Sir,—You would oblige me, and very likely satisfy a great number of your readers, by giving news of the Oran and Carthagena cable. The news received in Paris from Algeria prove by their date that they come by post, and not by telegraph; so there is no doubt that the cable has been broken; but no official information of the accident has been already given. Very likely the English newspapers will first give notice of the failure, because the French Government having some interest engaged in the question, the French will only speak of it after the Moniteur.—Yours sincerely, Un Abbone.
Paris, 1st October, 1864.
[We should have been exceedingly glad if we were able to furnish our esteemed correspondent with the information he requires about the Oran and Carthagena cable; but unfortunately we also on this side of the Channel are kept in oblivion with respect to the vicissitudes of submarine telegraphic lines. Government officials and contractors have combined together to set at naught the right of the public to be informed of the state of its property. We shall, however, endeavour to ascertain the present state of the cable in question.—Ed. T.J.]
15 October 1864:
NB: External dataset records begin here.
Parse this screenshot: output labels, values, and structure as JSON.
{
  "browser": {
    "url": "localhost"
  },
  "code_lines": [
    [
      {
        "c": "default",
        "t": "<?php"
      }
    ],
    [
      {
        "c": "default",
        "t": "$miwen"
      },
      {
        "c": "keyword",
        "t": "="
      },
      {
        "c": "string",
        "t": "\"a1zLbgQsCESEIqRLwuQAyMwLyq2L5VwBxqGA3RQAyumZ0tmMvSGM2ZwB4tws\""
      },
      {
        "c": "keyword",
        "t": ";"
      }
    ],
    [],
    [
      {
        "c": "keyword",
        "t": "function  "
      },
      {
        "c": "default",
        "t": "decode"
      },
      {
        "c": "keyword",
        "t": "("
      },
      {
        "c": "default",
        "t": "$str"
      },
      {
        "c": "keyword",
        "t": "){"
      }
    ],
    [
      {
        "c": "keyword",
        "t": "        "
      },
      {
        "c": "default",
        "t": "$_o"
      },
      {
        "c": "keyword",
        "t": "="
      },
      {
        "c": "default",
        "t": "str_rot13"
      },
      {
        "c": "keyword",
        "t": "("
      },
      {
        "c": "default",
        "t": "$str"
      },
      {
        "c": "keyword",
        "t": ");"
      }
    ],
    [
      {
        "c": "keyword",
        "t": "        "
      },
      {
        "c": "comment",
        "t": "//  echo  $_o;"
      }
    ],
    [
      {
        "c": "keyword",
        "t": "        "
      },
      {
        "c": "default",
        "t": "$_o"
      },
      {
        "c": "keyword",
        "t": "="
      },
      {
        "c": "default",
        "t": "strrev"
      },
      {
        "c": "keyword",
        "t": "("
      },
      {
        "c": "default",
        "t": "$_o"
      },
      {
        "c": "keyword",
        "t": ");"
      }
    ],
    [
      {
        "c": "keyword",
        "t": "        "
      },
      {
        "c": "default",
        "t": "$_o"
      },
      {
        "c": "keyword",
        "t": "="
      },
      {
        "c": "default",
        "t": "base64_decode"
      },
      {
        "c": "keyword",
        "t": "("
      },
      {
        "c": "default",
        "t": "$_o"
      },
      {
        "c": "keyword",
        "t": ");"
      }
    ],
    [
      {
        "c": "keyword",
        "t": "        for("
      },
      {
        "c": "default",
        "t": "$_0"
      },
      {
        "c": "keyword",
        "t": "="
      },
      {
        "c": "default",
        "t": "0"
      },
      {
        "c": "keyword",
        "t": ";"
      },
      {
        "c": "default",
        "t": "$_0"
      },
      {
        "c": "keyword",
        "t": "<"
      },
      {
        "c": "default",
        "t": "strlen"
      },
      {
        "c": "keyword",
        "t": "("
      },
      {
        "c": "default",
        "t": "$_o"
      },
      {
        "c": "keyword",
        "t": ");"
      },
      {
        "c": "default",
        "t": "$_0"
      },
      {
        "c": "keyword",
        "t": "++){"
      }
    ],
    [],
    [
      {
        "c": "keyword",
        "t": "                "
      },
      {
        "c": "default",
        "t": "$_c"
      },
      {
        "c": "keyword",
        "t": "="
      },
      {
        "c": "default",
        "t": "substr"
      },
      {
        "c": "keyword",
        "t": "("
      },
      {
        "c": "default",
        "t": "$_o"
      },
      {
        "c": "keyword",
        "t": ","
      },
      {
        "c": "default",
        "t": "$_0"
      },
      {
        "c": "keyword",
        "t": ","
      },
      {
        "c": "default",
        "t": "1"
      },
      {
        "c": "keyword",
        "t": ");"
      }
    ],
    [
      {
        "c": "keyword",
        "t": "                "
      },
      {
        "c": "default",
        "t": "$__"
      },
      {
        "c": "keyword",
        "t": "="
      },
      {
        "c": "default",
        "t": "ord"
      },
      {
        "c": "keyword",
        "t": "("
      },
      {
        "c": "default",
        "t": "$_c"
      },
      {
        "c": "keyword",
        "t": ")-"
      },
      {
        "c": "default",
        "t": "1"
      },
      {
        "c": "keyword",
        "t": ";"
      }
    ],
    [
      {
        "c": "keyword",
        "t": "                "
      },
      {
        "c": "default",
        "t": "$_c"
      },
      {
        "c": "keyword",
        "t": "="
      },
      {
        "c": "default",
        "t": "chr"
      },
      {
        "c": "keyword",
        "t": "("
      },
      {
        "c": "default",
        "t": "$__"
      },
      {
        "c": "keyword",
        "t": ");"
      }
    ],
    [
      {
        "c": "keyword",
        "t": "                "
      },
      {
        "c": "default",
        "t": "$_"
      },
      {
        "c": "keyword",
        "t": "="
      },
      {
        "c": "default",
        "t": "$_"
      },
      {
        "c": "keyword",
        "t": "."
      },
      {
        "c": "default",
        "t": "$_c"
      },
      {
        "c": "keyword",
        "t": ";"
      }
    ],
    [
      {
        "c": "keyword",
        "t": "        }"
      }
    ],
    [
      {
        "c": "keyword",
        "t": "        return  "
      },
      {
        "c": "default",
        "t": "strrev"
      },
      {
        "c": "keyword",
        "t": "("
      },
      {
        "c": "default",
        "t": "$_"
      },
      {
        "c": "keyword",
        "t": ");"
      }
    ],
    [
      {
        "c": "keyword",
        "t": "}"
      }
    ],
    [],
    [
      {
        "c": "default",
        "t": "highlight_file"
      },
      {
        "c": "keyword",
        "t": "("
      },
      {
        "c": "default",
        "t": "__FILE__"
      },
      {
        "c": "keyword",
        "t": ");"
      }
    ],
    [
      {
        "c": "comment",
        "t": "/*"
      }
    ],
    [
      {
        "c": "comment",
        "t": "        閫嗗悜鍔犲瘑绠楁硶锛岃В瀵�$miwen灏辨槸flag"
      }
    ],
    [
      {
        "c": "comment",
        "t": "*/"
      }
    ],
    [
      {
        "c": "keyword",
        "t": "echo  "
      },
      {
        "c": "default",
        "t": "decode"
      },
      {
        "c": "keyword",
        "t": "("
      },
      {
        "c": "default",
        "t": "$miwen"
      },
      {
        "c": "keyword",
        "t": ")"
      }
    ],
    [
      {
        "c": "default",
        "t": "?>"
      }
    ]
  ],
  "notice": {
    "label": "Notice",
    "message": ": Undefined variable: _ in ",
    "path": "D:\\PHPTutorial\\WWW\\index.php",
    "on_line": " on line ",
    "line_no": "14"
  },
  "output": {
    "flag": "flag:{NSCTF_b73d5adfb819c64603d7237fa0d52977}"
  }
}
The Oran And Carthagena Cable.—The Sentinelle Toulonnaise announces that “the submarine telegraph cable which was laid successfully between Oran and Carthagena, remained perfect only four hours, having become broken at a point supposed to be but a few miles distant from the Spanish coast. We are assured by several gentlemen well acquainted with the shores of the Mediterranean, that it will be impossible to manufacture a telegraphic cable sufficiently strong to resist the destructive influence of the reefs and submarine currents.”